"Durability is what we look for in equipment," Corazzina says. "We've found that higher-end equipment lasts a long time."
Streamlining operations and increasing kitchen efficiencies have allowed many Italian restaurants to offer their customers more bang for their buck, as the popular saying goes. This has become a necessity in today's economy.
In addition to offering a lunch combo, which includes a half order of pasta with soup or salad, Biaggi's introduced its Pronto Pack.
Customers can choose from a variety of to-go pasta and salad items that feed a family of four for about $40. Customers can add appetizers, pizza and desserts can for an extra cost.
"This offer is value-driven, so customers feel like they are not paying restaurant prices for take-out," Schonman says. Chef specialties include garlic shrimp organata and tilapia Florentine.

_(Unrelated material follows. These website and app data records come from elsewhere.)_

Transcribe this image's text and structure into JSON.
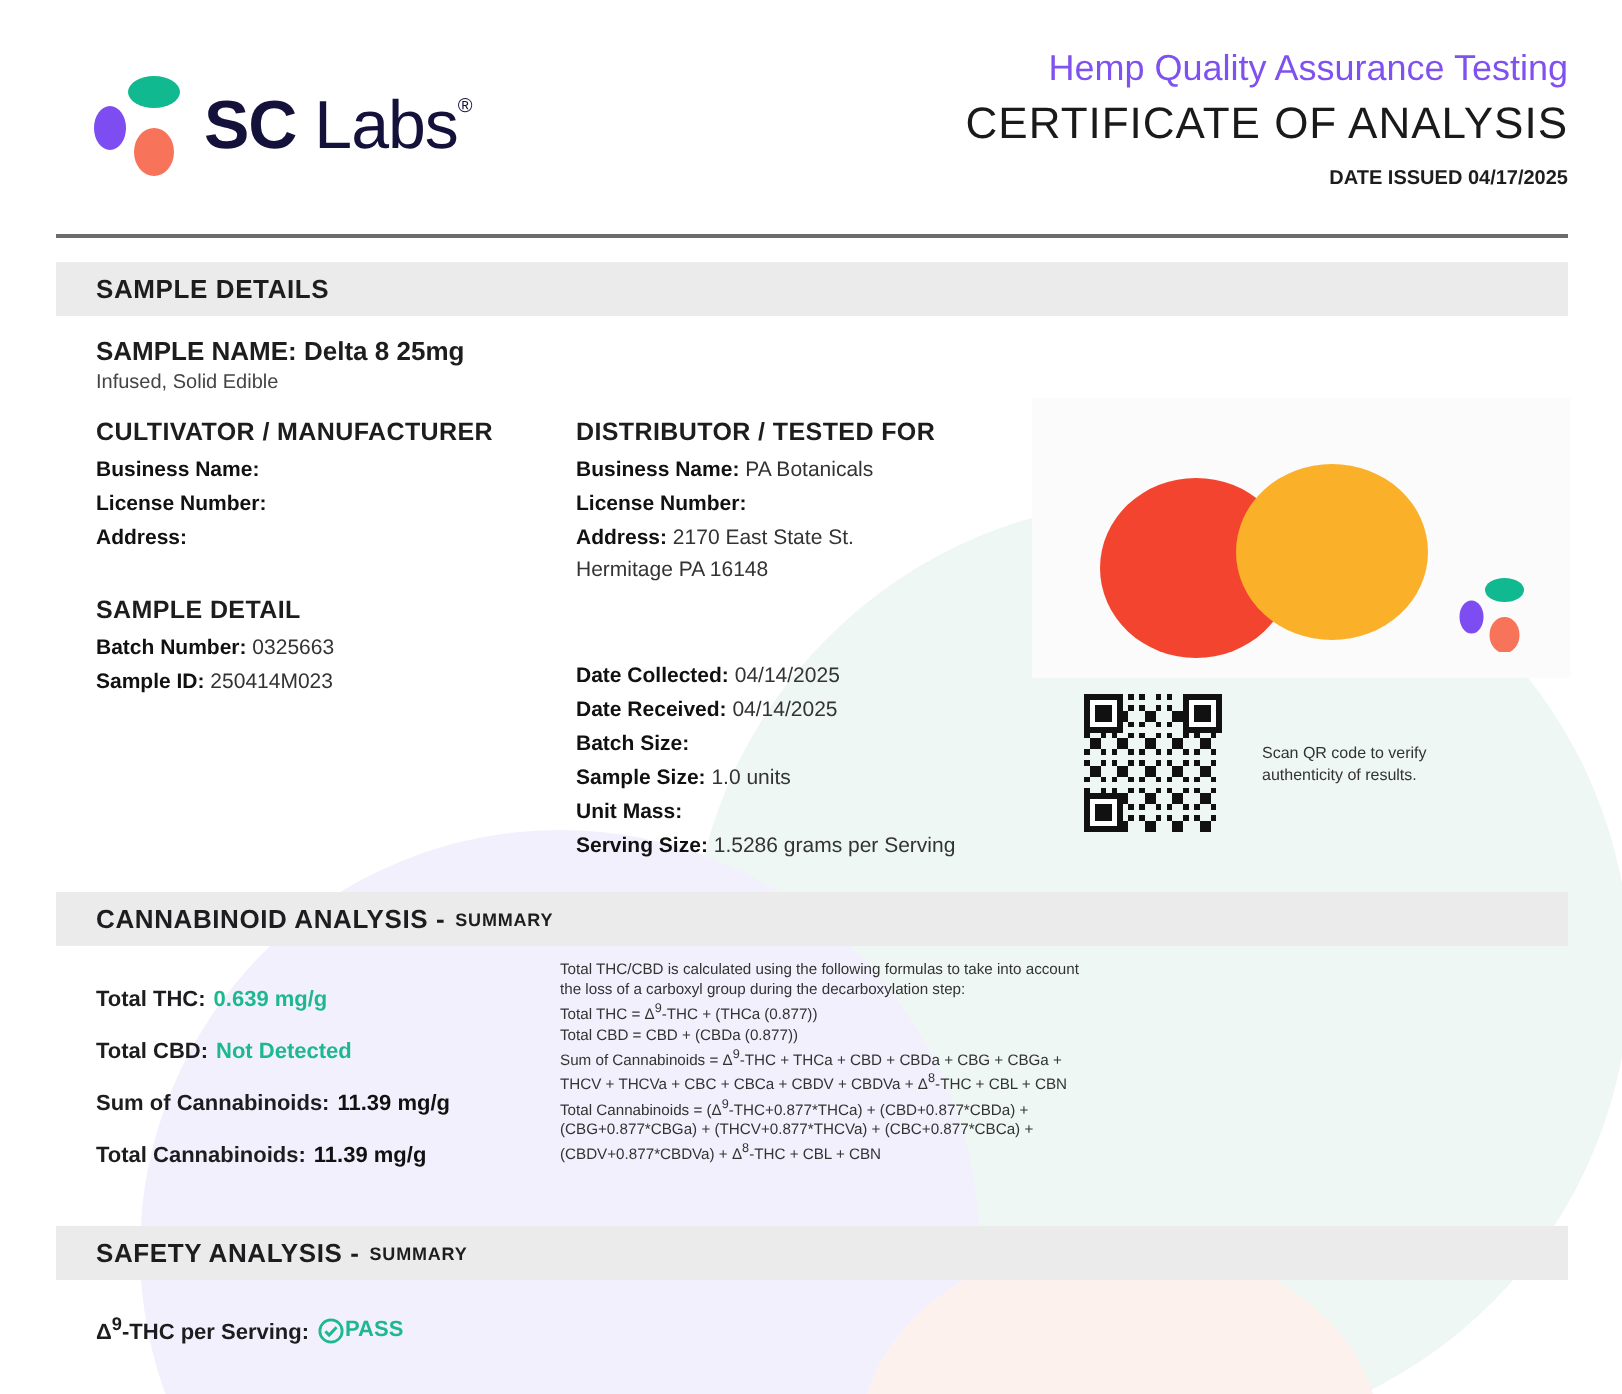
{
  "header": {
    "logo": "**SC** Labs$^{®}$",
    "tagline": "Hemp Quality Assurance Testing",
    "title": "CERTIFICATE OF ANALYSIS",
    "date_issued": "DATE ISSUED 04/17/2025"
  },
  "sample_details": {
    "heading": "SAMPLE DETAILS",
    "sample_name": "SAMPLE NAME: Delta 8 25mg",
    "sample_type": "Infused, Solid Edible",
    "cultivator": {
      "heading": "CULTIVATOR / MANUFACTURER",
      "fields": [
        {
          "label": "Business Name:"
        },
        {
          "label": "License Number:"
        },
        {
          "label": "Address:"
        }
      ]
    },
    "distributor": {
      "heading": "DISTRIBUTOR / TESTED FOR",
      "fields": [
        {
          "label": "Business Name:",
          "value": "PA Botanicals"
        },
        {
          "label": "License Number:"
        },
        {
          "label": "Address:",
          "value": "2170 East State St.",
          "continuation": "Hermitage PA 16148"
        }
      ]
    },
    "sample_detail": {
      "heading": "SAMPLE DETAIL",
      "fields": [
        {
          "label": "Batch Number:",
          "value": "0325663"
        },
        {
          "label": "Sample ID:",
          "value": "250414M023"
        }
      ]
    },
    "collection": {
      "fields": [
        {
          "label": "Date Collected:",
          "value": "04/14/2025"
        },
        {
          "label": "Date Received:",
          "value": "04/14/2025"
        },
        {
          "label": "Batch Size:"
        },
        {
          "label": "Sample Size:",
          "value": "1.0 units"
        },
        {
          "label": "Unit Mass:"
        },
        {
          "label": "Serving Size:",
          "value": "1.5286 grams per Serving"
        }
      ]
    },
    "qr_caption": "Scan QR code to verify authenticity of results."
  },
  "cannabinoid_analysis": {
    "heading": "CANNABINOID ANALYSIS -",
    "subheading": "SUMMARY",
    "results": [
      {
        "label": "Total THC:",
        "value": "0.639 mg/g",
        "highlight": true
      },
      {
        "label": "Total CBD:",
        "value": "Not Detected",
        "highlight": true
      },
      {
        "label": "Sum of Cannabinoids:",
        "value": "11.39 mg/g",
        "highlight": false
      },
      {
        "label": "Total Cannabinoids:",
        "value": "11.39 mg/g",
        "highlight": false
      }
    ],
    "formula_note": [
      "Total THC/CBD is calculated using the following formulas to take into account the loss of a carboxyl group during the decarboxylation step:",
      "Total THC = Δ$^{9}$-THC + (THCa (0.877))",
      "Total CBD = CBD + (CBDa (0.877))",
      "Sum of Cannabinoids = Δ$^{9}$-THC + THCa + CBD + CBDa + CBG + CBGa + THCV + THCVa + CBC + CBCa + CBDV + CBDVa + Δ$^{8}$-THC + CBL + CBN",
      "Total Cannabinoids = (Δ$^{9}$-THC+0.877*THCa) + (CBD+0.877*CBDa) + (CBG+0.877*CBGa) + (THCV+0.877*THCVa) + (CBC+0.877*CBCa) + (CBDV+0.877*CBDVa) + Δ$^{8}$-THC + CBL + CBN"
    ]
  },
  "safety_analysis": {
    "heading": "SAFETY ANALYSIS -",
    "subheading": "SUMMARY",
    "results": [
      {
        "label": "Δ$^{9}$-THC per Serving:",
        "status": "PASS",
        "passed": true
      }
    ]
  }
}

Brio has also introduced more value-added deals and specials to keep guests coming back, and happy. Many locations offer a $7.95 lunch special, three-course value-priced dinners and "happy hour" appetizer specials at the bar. Pasta specials include chicken Milanese pomodoro, lasagna Bolognese al forno and veal Marsala classico.
"We're trying to stay creative in terms of our specials. It's important not only to stay within the Italian concept, but to also have a sellable product in a certain price range," Rogers says. Pasta and entrée salads are mainstays for Brio.
Like Biaggi's, Rotelli's has focused on its delivery service. The chain's entire menu, including its signature Bella retell pasta with chicken, artisan cheese, tomatoes and homemade white sauce, is available for delivery within a three-mile radius of its locations.
"It's our goal to get people out of the mindset that if they want good Italian, they have to eat in," Lebrun says.
And at Piccolo Sogno, almost all entrees are priced at less than $24, despite the restaurant's use of many specialty ingredients like truffles, Sicilian pistachios and Parmigiano-Reggiano. Wines also stay moderately priced and the restaurant also offers free valet parking at lunchtime.
"Our moderate pricing is a big draw," says Priolo. Piccolo Sogno's dishes, including four-cheese ravioli and wood-roasted Sicilian sea salt crusted sea bass, are prepared with a combination of local and imported ingredients.
Facing a similar dilemma with pricier ingredients, 312 Chicago focuses on sourcing local and seasonal product to helps drive down costs and appease customers' appetite for these types of foods. The restaurant's best sellers, including the tortellini con ricotta with ricotta and spinach in a brown butter sage and fettuccine rustiche with proscuitto di Parma, porcini mushrooms, garlic and tomato basil sauce feature lower cost ingredients.
As more Italian restaurants focus on what makes them authentically Italian, which is the quality of ingredients and simple, but sophisticated cooking techniques, consumers who have become comfortable and familiar with the cuisine continue to come back and even seek out these restaurants for the first time. A focus on local, seasonal, and regional foods in an elevated dining setting has kept sales up in an era when diners seek sophistication, but at moderate prices.
"People see Italian food as a win-win," Rotelli's Lebrun says. "There is always something for everyone. Because people have limited funds and less disposable income these days, they don't want to take a chance on unfamiliar cuisine."
Even with the increasing competitiveness in the Italian restaurant segment, sales continue to remain steady. With 20 different regions in Italy to pull from, operators have an almost endless array of dishes to incorporate into their menus. This diversity, along with pasta's economical cost, will keep these restaurants thriving through tough times.